**** EXERCISE DATA

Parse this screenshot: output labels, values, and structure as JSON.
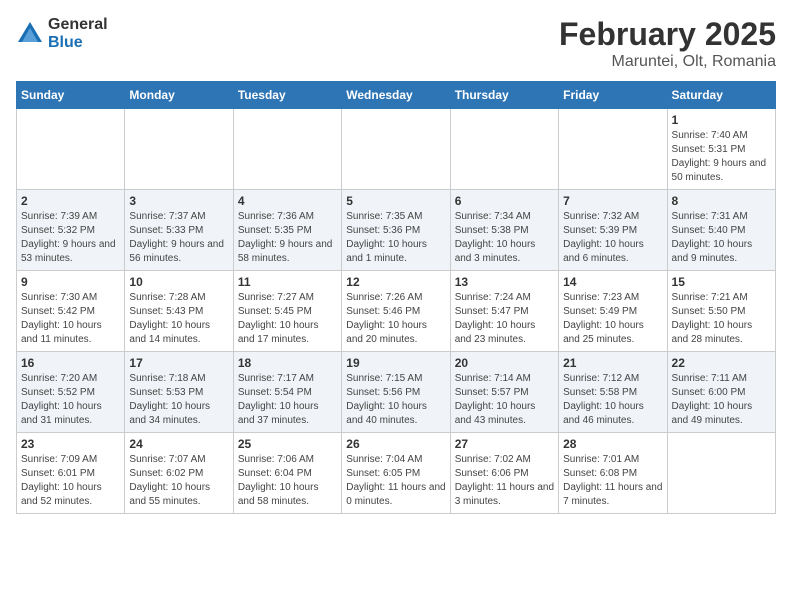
{
  "logo": {
    "general": "General",
    "blue": "Blue"
  },
  "title": {
    "month": "February 2025",
    "location": "Maruntei, Olt, Romania"
  },
  "weekdays": [
    "Sunday",
    "Monday",
    "Tuesday",
    "Wednesday",
    "Thursday",
    "Friday",
    "Saturday"
  ],
  "weeks": [
    [
      {
        "day": "",
        "info": ""
      },
      {
        "day": "",
        "info": ""
      },
      {
        "day": "",
        "info": ""
      },
      {
        "day": "",
        "info": ""
      },
      {
        "day": "",
        "info": ""
      },
      {
        "day": "",
        "info": ""
      },
      {
        "day": "1",
        "info": "Sunrise: 7:40 AM\nSunset: 5:31 PM\nDaylight: 9 hours and 50 minutes."
      }
    ],
    [
      {
        "day": "2",
        "info": "Sunrise: 7:39 AM\nSunset: 5:32 PM\nDaylight: 9 hours and 53 minutes."
      },
      {
        "day": "3",
        "info": "Sunrise: 7:37 AM\nSunset: 5:33 PM\nDaylight: 9 hours and 56 minutes."
      },
      {
        "day": "4",
        "info": "Sunrise: 7:36 AM\nSunset: 5:35 PM\nDaylight: 9 hours and 58 minutes."
      },
      {
        "day": "5",
        "info": "Sunrise: 7:35 AM\nSunset: 5:36 PM\nDaylight: 10 hours and 1 minute."
      },
      {
        "day": "6",
        "info": "Sunrise: 7:34 AM\nSunset: 5:38 PM\nDaylight: 10 hours and 3 minutes."
      },
      {
        "day": "7",
        "info": "Sunrise: 7:32 AM\nSunset: 5:39 PM\nDaylight: 10 hours and 6 minutes."
      },
      {
        "day": "8",
        "info": "Sunrise: 7:31 AM\nSunset: 5:40 PM\nDaylight: 10 hours and 9 minutes."
      }
    ],
    [
      {
        "day": "9",
        "info": "Sunrise: 7:30 AM\nSunset: 5:42 PM\nDaylight: 10 hours and 11 minutes."
      },
      {
        "day": "10",
        "info": "Sunrise: 7:28 AM\nSunset: 5:43 PM\nDaylight: 10 hours and 14 minutes."
      },
      {
        "day": "11",
        "info": "Sunrise: 7:27 AM\nSunset: 5:45 PM\nDaylight: 10 hours and 17 minutes."
      },
      {
        "day": "12",
        "info": "Sunrise: 7:26 AM\nSunset: 5:46 PM\nDaylight: 10 hours and 20 minutes."
      },
      {
        "day": "13",
        "info": "Sunrise: 7:24 AM\nSunset: 5:47 PM\nDaylight: 10 hours and 23 minutes."
      },
      {
        "day": "14",
        "info": "Sunrise: 7:23 AM\nSunset: 5:49 PM\nDaylight: 10 hours and 25 minutes."
      },
      {
        "day": "15",
        "info": "Sunrise: 7:21 AM\nSunset: 5:50 PM\nDaylight: 10 hours and 28 minutes."
      }
    ],
    [
      {
        "day": "16",
        "info": "Sunrise: 7:20 AM\nSunset: 5:52 PM\nDaylight: 10 hours and 31 minutes."
      },
      {
        "day": "17",
        "info": "Sunrise: 7:18 AM\nSunset: 5:53 PM\nDaylight: 10 hours and 34 minutes."
      },
      {
        "day": "18",
        "info": "Sunrise: 7:17 AM\nSunset: 5:54 PM\nDaylight: 10 hours and 37 minutes."
      },
      {
        "day": "19",
        "info": "Sunrise: 7:15 AM\nSunset: 5:56 PM\nDaylight: 10 hours and 40 minutes."
      },
      {
        "day": "20",
        "info": "Sunrise: 7:14 AM\nSunset: 5:57 PM\nDaylight: 10 hours and 43 minutes."
      },
      {
        "day": "21",
        "info": "Sunrise: 7:12 AM\nSunset: 5:58 PM\nDaylight: 10 hours and 46 minutes."
      },
      {
        "day": "22",
        "info": "Sunrise: 7:11 AM\nSunset: 6:00 PM\nDaylight: 10 hours and 49 minutes."
      }
    ],
    [
      {
        "day": "23",
        "info": "Sunrise: 7:09 AM\nSunset: 6:01 PM\nDaylight: 10 hours and 52 minutes."
      },
      {
        "day": "24",
        "info": "Sunrise: 7:07 AM\nSunset: 6:02 PM\nDaylight: 10 hours and 55 minutes."
      },
      {
        "day": "25",
        "info": "Sunrise: 7:06 AM\nSunset: 6:04 PM\nDaylight: 10 hours and 58 minutes."
      },
      {
        "day": "26",
        "info": "Sunrise: 7:04 AM\nSunset: 6:05 PM\nDaylight: 11 hours and 0 minutes."
      },
      {
        "day": "27",
        "info": "Sunrise: 7:02 AM\nSunset: 6:06 PM\nDaylight: 11 hours and 3 minutes."
      },
      {
        "day": "28",
        "info": "Sunrise: 7:01 AM\nSunset: 6:08 PM\nDaylight: 11 hours and 7 minutes."
      },
      {
        "day": "",
        "info": ""
      }
    ]
  ]
}
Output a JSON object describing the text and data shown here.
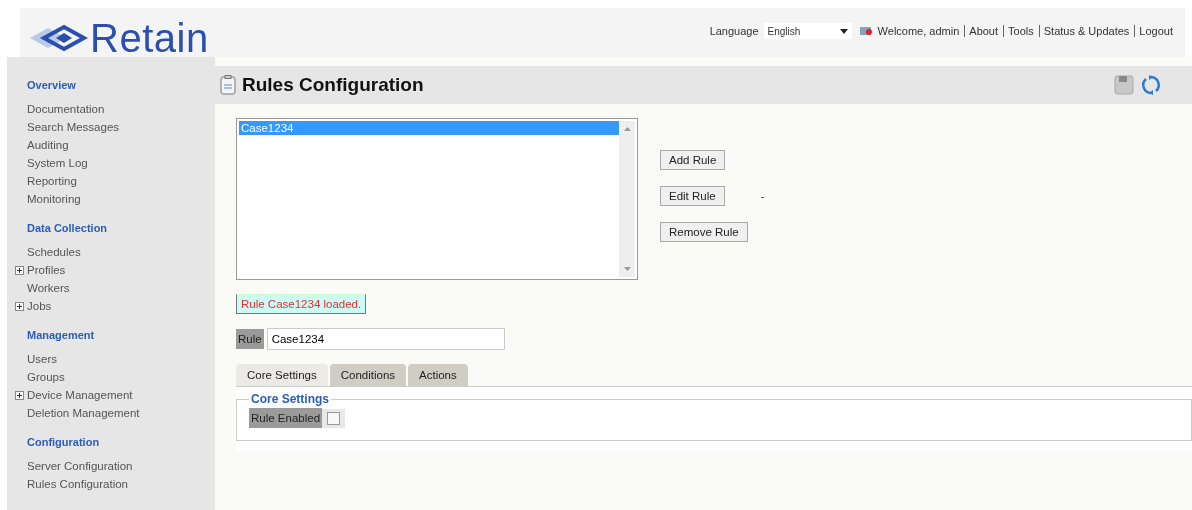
{
  "header": {
    "logo": "Retain",
    "language_label": "Language",
    "language": "English",
    "links": [
      "Welcome, admin",
      "About",
      "Tools",
      "Status & Updates",
      "Logout"
    ]
  },
  "sidebar": {
    "sections": [
      {
        "title": "Overview",
        "items": [
          {
            "label": "Documentation",
            "kind": "plain"
          },
          {
            "label": "Search Messages",
            "kind": "plain"
          },
          {
            "label": "Auditing",
            "kind": "plain"
          },
          {
            "label": "System Log",
            "kind": "plain"
          },
          {
            "label": "Reporting",
            "kind": "plain"
          },
          {
            "label": "Monitoring",
            "kind": "plain"
          }
        ]
      },
      {
        "title": "Data Collection",
        "items": [
          {
            "label": "Schedules",
            "kind": "plain"
          },
          {
            "label": "Profiles",
            "kind": "toggle",
            "expanded": false
          },
          {
            "label": "Workers",
            "kind": "plain"
          },
          {
            "label": "Jobs",
            "kind": "toggle",
            "expanded": false
          }
        ]
      },
      {
        "title": "Management",
        "items": [
          {
            "label": "Users",
            "kind": "plain"
          },
          {
            "label": "Groups",
            "kind": "plain"
          },
          {
            "label": "Device Management",
            "kind": "toggle",
            "expanded": false
          },
          {
            "label": "Deletion Management",
            "kind": "plain"
          }
        ]
      },
      {
        "title": "Configuration",
        "items": [
          {
            "label": "Server Configuration",
            "kind": "plain"
          },
          {
            "label": "Rules Configuration",
            "kind": "plain"
          }
        ]
      }
    ]
  },
  "page": {
    "title": "Rules Configuration",
    "rules_list": [
      {
        "label": "Case1234",
        "selected": true
      }
    ],
    "buttons": [
      "Add Rule",
      "Edit Rule",
      "Remove Rule"
    ],
    "edit_note": "-",
    "status_message": "Rule Case1234 loaded.",
    "rule_label": "Rule",
    "rule_value": "Case1234",
    "tabs": [
      {
        "label": "Core Settings",
        "selected": true
      },
      {
        "label": "Conditions",
        "selected": false
      },
      {
        "label": "Actions",
        "selected": false
      }
    ],
    "group_title": "Core Settings",
    "rule_enabled": {
      "label": "Rule Enabled",
      "checked": false
    }
  }
}
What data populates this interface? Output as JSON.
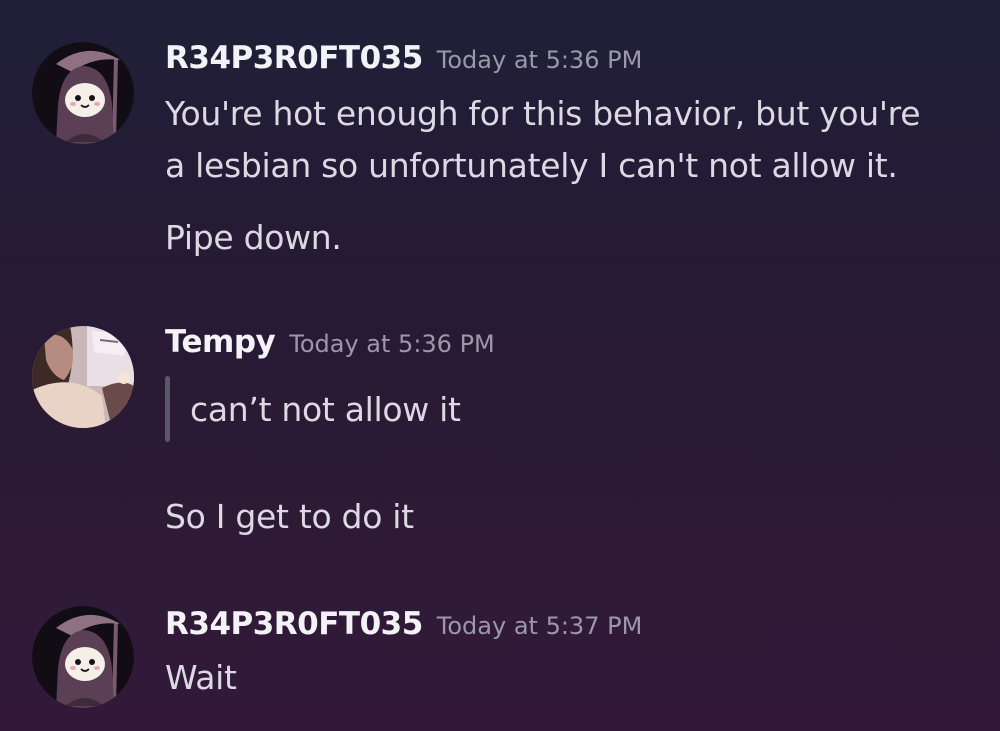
{
  "messages": [
    {
      "author": "R34P3R0FT035",
      "timestamp": "Today at 5:36 PM",
      "avatar_icon": "reaper-avatar-icon",
      "lines": [
        "You're hot enough for this behavior, but you're",
        "a lesbian so unfortunately I can't not allow it.",
        "Pipe down."
      ]
    },
    {
      "author": "Tempy",
      "timestamp": "Today at 5:36 PM",
      "avatar_icon": "photo-avatar",
      "quote": "can’t not allow it",
      "lines": [
        "So I get to do it"
      ]
    },
    {
      "author": "R34P3R0FT035",
      "timestamp": "Today at 5:37 PM",
      "avatar_icon": "reaper-avatar-icon",
      "lines": [
        "Wait"
      ]
    }
  ],
  "colors": {
    "background_top": "#201f38",
    "background_bottom": "#32193a",
    "username": "#f3f2f6",
    "timestamp": "#9b98a8",
    "message_text": "#dcd9e2",
    "quote_bar": "#5a5868"
  }
}
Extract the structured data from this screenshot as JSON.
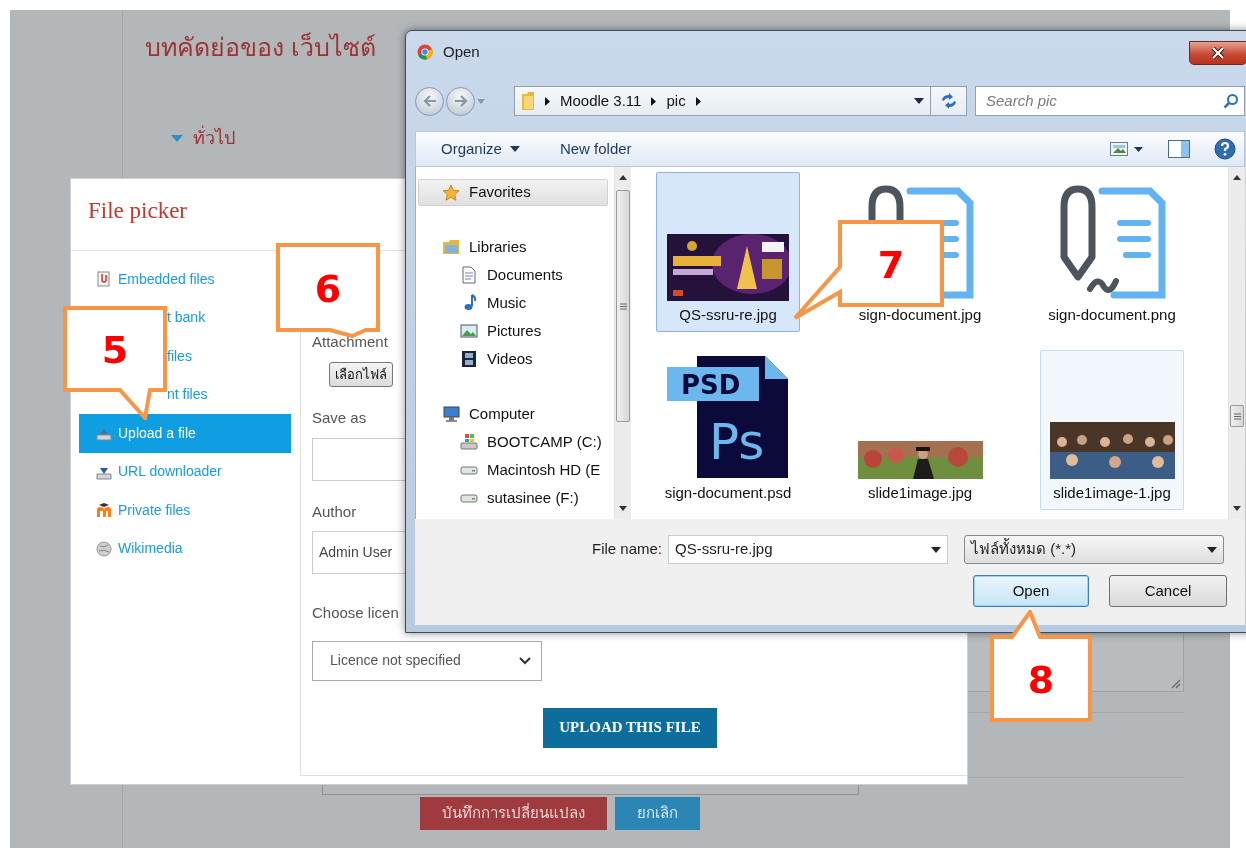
{
  "page": {
    "title": "บทคัดย่อของ เว็บไซต์",
    "section": {
      "label": "ทั่วไป",
      "expanded": true
    },
    "buttons": [
      {
        "label": "บันทึกการเปลี่ยนแปลง",
        "kind": "save"
      },
      {
        "label": "ยกเลิก",
        "kind": "cancel"
      }
    ]
  },
  "file_picker": {
    "title": "File picker",
    "repositories": [
      {
        "label": "Embedded files",
        "kind": "full",
        "selected": false
      },
      {
        "label": "t bank",
        "kind": "partial",
        "selected": false
      },
      {
        "label": "files",
        "kind": "partial",
        "selected": false
      },
      {
        "label": "nt files",
        "kind": "partial",
        "selected": false
      },
      {
        "label": "Upload a file",
        "kind": "full",
        "selected": true
      },
      {
        "label": "URL downloader",
        "kind": "full",
        "selected": false
      },
      {
        "label": "Private files",
        "kind": "full",
        "selected": false
      },
      {
        "label": "Wikimedia",
        "kind": "full",
        "selected": false
      }
    ],
    "form": {
      "attachment_label": "Attachment",
      "choose_button": "เลือกไฟล์",
      "save_as_label": "Save as",
      "author_label": "Author",
      "author_value": "Admin User",
      "licence_label": "Choose licen",
      "licence_value": "Licence not specified",
      "upload_button": "UPLOAD THIS FILE"
    }
  },
  "open_dialog": {
    "title": "Open",
    "path": [
      "Moodle 3.11",
      "pic"
    ],
    "search": {
      "placeholder": "Search pic"
    },
    "toolbar": [
      {
        "label": "Organize",
        "kind": "menu"
      },
      {
        "label": "New folder",
        "kind": "button"
      }
    ],
    "nav": [
      {
        "label": "Favorites",
        "selected": true
      },
      {
        "label": "Libraries",
        "selected": false,
        "children": [
          {
            "label": "Documents",
            "selected": false
          },
          {
            "label": "Music",
            "selected": false
          },
          {
            "label": "Pictures",
            "selected": false
          },
          {
            "label": "Videos",
            "selected": false
          }
        ]
      },
      {
        "label": "Computer",
        "selected": false,
        "children": [
          {
            "label": "BOOTCAMP (C:)",
            "selected": false
          },
          {
            "label": "Macintosh HD (E",
            "selected": false
          },
          {
            "label": "sutasinee (F:)",
            "selected": false
          }
        ]
      }
    ],
    "files": [
      {
        "name": "QS-ssru-re.jpg",
        "kind": "picture",
        "selected": true,
        "hovered": false
      },
      {
        "name": "sign-document.jpg",
        "kind": "sign",
        "selected": false,
        "hovered": false
      },
      {
        "name": "sign-document.png",
        "kind": "sign",
        "selected": false,
        "hovered": false
      },
      {
        "name": "sign-document.psd",
        "kind": "psd",
        "badge": "PSD",
        "glyph": "Ps",
        "selected": false,
        "hovered": false
      },
      {
        "name": "slide1image.jpg",
        "kind": "picture",
        "selected": false,
        "hovered": false
      },
      {
        "name": "slide1image-1.jpg",
        "kind": "picture",
        "selected": false,
        "hovered": true
      }
    ],
    "file_name": {
      "label": "File name:",
      "value": "QS-ssru-re.jpg"
    },
    "file_type": "ไฟล์ทั้งหมด (*.*)",
    "buttons": [
      {
        "label": "Open",
        "focused": true
      },
      {
        "label": "Cancel",
        "focused": false
      }
    ]
  },
  "callouts": [
    "5",
    "6",
    "7",
    "8"
  ]
}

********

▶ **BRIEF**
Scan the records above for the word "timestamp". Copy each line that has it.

▶ **SOLUTION FOR THIS EXERCISE**
      "timestamp": "Today at 5:36 PM",
      "timestamp": "Today at 5:36 PM",
      "timestamp": "Today at 5:37 PM",
    "timestamp": "#9b98a8",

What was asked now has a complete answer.